## SOURCE MATERIAL
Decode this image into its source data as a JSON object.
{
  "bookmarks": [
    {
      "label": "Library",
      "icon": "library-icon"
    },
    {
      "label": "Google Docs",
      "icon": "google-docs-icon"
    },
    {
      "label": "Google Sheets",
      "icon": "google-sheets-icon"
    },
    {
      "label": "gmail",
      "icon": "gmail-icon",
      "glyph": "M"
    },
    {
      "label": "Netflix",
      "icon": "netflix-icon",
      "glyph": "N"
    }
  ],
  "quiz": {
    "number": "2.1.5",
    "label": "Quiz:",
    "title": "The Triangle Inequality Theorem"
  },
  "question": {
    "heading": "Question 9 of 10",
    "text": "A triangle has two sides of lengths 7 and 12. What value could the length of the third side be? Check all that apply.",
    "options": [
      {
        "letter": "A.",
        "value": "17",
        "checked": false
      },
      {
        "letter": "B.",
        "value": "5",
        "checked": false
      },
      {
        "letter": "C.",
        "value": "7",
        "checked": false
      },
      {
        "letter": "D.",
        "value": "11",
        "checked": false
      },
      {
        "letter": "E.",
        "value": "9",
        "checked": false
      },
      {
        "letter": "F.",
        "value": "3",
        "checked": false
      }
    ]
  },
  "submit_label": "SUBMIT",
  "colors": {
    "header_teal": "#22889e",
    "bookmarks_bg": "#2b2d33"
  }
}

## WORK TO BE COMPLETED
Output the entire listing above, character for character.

## YOUR SOLUTION
Decode this image into its source data as a JSON object.
{
  "bookmarks": [
    {
      "label": "Library",
      "icon": "library-icon"
    },
    {
      "label": "Google Docs",
      "icon": "google-docs-icon"
    },
    {
      "label": "Google Sheets",
      "icon": "google-sheets-icon"
    },
    {
      "label": "gmail",
      "icon": "gmail-icon",
      "glyph": "M"
    },
    {
      "label": "Netflix",
      "icon": "netflix-icon",
      "glyph": "N"
    }
  ],
  "quiz": {
    "number": "2.1.5",
    "label": "Quiz:",
    "title": "The Triangle Inequality Theorem"
  },
  "question": {
    "heading": "Question 9 of 10",
    "text": "A triangle has two sides of lengths 7 and 12. What value could the length of the third side be? Check all that apply.",
    "options": [
      {
        "letter": "A.",
        "value": "17",
        "checked": false
      },
      {
        "letter": "B.",
        "value": "5",
        "checked": false
      },
      {
        "letter": "C.",
        "value": "7",
        "checked": false
      },
      {
        "letter": "D.",
        "value": "11",
        "checked": false
      },
      {
        "letter": "E.",
        "value": "9",
        "checked": false
      },
      {
        "letter": "F.",
        "value": "3",
        "checked": false
      }
    ]
  },
  "submit_label": "SUBMIT",
  "colors": {
    "header_teal": "#22889e",
    "bookmarks_bg": "#2b2d33"
  }
}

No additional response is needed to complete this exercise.